*** Listed entries Section Begins ***
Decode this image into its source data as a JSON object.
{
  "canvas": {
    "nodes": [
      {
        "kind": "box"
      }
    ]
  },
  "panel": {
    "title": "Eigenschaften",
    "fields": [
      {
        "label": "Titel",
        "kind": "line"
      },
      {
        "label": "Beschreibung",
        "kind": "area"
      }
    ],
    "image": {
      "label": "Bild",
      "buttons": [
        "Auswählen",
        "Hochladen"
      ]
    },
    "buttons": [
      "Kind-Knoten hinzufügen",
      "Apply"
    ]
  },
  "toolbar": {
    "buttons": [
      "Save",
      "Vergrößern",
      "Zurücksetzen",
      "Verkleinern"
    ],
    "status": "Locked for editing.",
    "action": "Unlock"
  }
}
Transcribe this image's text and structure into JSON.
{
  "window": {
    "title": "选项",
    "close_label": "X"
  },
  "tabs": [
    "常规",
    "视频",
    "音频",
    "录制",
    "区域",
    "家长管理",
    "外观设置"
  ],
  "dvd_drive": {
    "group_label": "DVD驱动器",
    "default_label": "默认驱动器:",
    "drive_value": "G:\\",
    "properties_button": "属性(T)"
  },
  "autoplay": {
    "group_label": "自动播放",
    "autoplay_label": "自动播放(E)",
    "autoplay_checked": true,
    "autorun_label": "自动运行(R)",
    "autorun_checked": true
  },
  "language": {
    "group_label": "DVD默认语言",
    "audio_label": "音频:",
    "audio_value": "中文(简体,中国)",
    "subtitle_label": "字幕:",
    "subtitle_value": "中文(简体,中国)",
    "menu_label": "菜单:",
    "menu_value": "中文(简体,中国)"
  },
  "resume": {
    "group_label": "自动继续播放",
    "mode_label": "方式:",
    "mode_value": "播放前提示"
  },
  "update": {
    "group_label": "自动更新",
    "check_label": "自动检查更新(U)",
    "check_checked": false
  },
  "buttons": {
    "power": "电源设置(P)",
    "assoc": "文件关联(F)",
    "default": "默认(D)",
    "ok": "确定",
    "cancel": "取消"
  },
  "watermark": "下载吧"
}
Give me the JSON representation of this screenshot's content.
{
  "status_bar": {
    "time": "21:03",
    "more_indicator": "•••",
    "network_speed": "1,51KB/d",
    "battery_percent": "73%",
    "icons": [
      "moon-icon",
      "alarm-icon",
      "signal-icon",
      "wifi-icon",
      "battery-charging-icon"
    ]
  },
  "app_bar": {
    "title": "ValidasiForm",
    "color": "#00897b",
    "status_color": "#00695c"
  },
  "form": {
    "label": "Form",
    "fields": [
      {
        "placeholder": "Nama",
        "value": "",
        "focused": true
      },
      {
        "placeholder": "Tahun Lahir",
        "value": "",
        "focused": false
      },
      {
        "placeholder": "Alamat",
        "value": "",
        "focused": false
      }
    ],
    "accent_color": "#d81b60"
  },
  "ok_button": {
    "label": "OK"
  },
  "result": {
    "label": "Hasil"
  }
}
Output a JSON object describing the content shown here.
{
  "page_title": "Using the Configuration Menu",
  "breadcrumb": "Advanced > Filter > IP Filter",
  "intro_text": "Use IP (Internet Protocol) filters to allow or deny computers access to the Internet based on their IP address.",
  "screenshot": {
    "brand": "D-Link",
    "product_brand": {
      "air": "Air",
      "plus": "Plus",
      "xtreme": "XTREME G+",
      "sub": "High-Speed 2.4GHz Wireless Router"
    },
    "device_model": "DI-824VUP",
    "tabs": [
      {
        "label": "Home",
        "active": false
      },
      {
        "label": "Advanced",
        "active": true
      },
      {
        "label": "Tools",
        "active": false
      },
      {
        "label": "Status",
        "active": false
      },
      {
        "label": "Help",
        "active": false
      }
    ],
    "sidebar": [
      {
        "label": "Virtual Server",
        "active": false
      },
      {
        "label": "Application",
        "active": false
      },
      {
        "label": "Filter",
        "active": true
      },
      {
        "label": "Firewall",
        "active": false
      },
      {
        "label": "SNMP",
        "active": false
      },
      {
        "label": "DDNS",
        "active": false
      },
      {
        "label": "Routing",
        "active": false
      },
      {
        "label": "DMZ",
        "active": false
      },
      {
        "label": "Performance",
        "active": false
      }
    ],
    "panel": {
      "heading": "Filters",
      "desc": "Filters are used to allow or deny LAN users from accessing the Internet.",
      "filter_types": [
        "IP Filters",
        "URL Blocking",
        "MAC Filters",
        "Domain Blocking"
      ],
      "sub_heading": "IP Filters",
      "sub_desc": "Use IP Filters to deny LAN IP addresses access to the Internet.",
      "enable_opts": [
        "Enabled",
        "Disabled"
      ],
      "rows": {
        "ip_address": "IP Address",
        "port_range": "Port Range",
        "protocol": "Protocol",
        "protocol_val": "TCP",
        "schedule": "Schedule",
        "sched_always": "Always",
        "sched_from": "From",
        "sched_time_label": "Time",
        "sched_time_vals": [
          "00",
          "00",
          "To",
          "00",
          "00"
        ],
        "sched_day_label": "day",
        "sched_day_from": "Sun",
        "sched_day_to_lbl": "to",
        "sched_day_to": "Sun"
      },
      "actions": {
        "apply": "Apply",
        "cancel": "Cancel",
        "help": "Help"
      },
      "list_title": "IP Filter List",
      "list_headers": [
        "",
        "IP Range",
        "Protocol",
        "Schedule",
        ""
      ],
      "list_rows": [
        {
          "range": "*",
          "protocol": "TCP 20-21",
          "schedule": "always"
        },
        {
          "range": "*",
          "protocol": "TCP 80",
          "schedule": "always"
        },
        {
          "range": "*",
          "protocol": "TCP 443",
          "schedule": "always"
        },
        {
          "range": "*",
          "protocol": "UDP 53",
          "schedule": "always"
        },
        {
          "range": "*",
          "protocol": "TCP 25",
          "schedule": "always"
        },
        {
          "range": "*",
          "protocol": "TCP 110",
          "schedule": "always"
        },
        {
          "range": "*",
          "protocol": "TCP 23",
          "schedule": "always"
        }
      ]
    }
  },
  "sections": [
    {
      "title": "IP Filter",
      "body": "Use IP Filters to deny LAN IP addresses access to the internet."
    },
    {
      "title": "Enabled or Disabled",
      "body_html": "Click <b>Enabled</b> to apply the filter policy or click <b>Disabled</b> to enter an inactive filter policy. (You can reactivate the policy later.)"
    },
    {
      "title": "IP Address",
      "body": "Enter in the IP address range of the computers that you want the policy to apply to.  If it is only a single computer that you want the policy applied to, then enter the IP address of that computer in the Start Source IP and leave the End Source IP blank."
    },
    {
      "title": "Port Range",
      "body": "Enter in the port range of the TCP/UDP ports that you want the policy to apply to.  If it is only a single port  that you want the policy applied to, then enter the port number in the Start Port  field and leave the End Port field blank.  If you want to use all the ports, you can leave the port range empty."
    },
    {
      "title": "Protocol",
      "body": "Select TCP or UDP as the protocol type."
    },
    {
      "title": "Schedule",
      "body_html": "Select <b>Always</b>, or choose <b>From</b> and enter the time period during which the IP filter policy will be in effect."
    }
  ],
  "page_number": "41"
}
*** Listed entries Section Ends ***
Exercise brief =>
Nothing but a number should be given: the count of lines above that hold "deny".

Result =>
4